Disability

Teaching and Learning

There is a current focus on access in the College, and not just in terms of accommodating students with additional needs but of supporting all students. Jorie Lagerwey (SEDF) earned a Digital Badge in Universal Design for Learning after completing modules offered by UCD Access and the National Forum in 2020. When designing her project, she has made efforts to ensure that assessment is varied and includes assignments that encourages visual or audio outputs, rather than traditional essays. Varied outputs allow access for students of different competencies and interests, but also can be more accessible to students with learning difficulties and those who for a large variety of reasons do not thrive in very formal written work. 

Research

Georgina Hughes (School of Music) has recently completed a PhD on Dame Evelyn Glennie, the world’s first solo multi-percussionist, under the supervision of Wolfgang Marx. As a deaf female pioneer and role model, Glennie’s career has demonstrated how creativity offers myriad potential trajectories for forging more inclusive and accessible directions in both culture and society. Research is centred on musical innovation and entrepreneurship, but is also concerned with addressing the urgent imperatives for gender equality and disability rights in an infinite spectrum of disciplines. Glennie situates the contemporary performer as an advocate and activist, establishing music as a significant site for promoting discourse on ethical practice. Her vocation centres on an effort ‘to teach the world to listen’, challenging ideologies and stereotypes associated with deafness/disability and gender.  

Maria Stuart (SEDF) is PI of the Welcome-funded project ‘Metaphoric Stammers and Embodied Speakers’: connecting clinical, cultural and creative practice in the area of dysfluent speech. The project draws together researchers and practitioners from across speech therapy, disability studies, literary/cultural studies, and creative practice, many with a personal experience of dysfluency that informs research and practice.
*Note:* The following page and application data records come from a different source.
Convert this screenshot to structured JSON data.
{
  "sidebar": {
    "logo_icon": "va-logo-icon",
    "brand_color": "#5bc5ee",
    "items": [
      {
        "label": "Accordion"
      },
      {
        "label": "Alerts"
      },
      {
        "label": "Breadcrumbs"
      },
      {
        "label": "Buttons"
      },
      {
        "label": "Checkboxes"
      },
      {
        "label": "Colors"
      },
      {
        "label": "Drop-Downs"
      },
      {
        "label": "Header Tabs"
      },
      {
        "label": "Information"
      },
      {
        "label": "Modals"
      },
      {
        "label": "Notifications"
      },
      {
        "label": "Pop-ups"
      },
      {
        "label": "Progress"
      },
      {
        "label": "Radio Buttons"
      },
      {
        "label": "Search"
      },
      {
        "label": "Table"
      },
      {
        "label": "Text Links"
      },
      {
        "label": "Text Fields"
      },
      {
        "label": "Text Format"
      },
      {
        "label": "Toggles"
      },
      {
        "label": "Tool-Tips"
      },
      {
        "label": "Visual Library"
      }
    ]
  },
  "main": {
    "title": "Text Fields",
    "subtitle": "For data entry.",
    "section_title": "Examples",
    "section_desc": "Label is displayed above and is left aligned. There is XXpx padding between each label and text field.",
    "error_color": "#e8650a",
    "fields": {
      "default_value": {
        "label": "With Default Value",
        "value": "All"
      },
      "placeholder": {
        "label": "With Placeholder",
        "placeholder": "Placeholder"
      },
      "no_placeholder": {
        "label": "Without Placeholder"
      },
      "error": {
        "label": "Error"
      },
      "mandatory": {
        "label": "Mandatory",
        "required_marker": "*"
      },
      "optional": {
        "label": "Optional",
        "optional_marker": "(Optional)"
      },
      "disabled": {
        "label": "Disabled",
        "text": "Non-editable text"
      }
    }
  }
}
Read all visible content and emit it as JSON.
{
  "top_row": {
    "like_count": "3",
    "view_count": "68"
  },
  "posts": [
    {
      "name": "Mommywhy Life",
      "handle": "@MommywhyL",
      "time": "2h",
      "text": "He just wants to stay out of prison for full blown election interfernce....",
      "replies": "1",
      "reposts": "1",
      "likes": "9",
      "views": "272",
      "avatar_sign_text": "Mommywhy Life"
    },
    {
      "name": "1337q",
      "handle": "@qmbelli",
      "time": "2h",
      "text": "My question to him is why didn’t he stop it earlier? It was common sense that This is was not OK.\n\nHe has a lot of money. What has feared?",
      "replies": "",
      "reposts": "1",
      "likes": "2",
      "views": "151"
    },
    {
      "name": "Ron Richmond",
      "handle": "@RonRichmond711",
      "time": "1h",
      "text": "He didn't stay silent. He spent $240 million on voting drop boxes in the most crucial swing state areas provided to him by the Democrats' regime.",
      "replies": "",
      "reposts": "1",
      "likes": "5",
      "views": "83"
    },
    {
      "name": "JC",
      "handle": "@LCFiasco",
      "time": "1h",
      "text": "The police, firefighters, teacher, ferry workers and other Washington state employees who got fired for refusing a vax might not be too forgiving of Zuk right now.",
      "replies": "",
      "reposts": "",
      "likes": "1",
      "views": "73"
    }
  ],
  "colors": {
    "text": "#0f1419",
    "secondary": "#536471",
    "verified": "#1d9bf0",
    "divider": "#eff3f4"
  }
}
At the core of the project is shared investment in stammering less as a ‘disorder’ to be ‘fixed’ than as a form of communication that offers unique insight into the intricate relationship between vocal agency and cultural reception. Challenging medically inflected models of ‘recovery’ premised on concepts of ‘normal’ speech, the project foregrounds the role of the humanities in identifying and challenging the complex/disabling cultural assumptions around dysfluency, as well as the power of creative writers and artists to subvert concepts of ‘normative’ speech through the power and potential of an expressive, generative dysfluency.

Outreach, Impact and Service

Staying with the topic of speech and language, as part of Mary Farrelly and Stephen Lucek’s SPARC-funded project (SLCL), a seminar for staff and students was held entitled ‘Dyslexia and Sound-Letter Relationships: It’s Complicated’ (February 2020). Visiting speaker Emily Barnes (TCD) discussed how the relationship between letters and sounds affects dyslexia for speakers of different languages.

Emily Mark-FitzGerald (SAHCP) is the Vice-chair of the executive board of Arts & Disability Ireland (ADI), the national resource organisation which partners with the Arts Council to distribute its funding in the area of arts and disability. From 9-21 March 2021, ADI will be hosting online the major event ‘From Access to Inclusion: An Arts and Culture Summit’, featuring 21 presenters, from 16 cities, representing a range of international organisations such as theatres, museums and galleries, festivals, and cinema. The Summit includes workshops, a 3-day symposium, and a programme of evening online events. This summit is being delivered in partnership with VSA, the U.S. national resource organisation for arts & disability, based at the Kennedy Center in Washington D.C. More details are available here.



↖ Equality, Diversity and Inclusion 2019/20 Report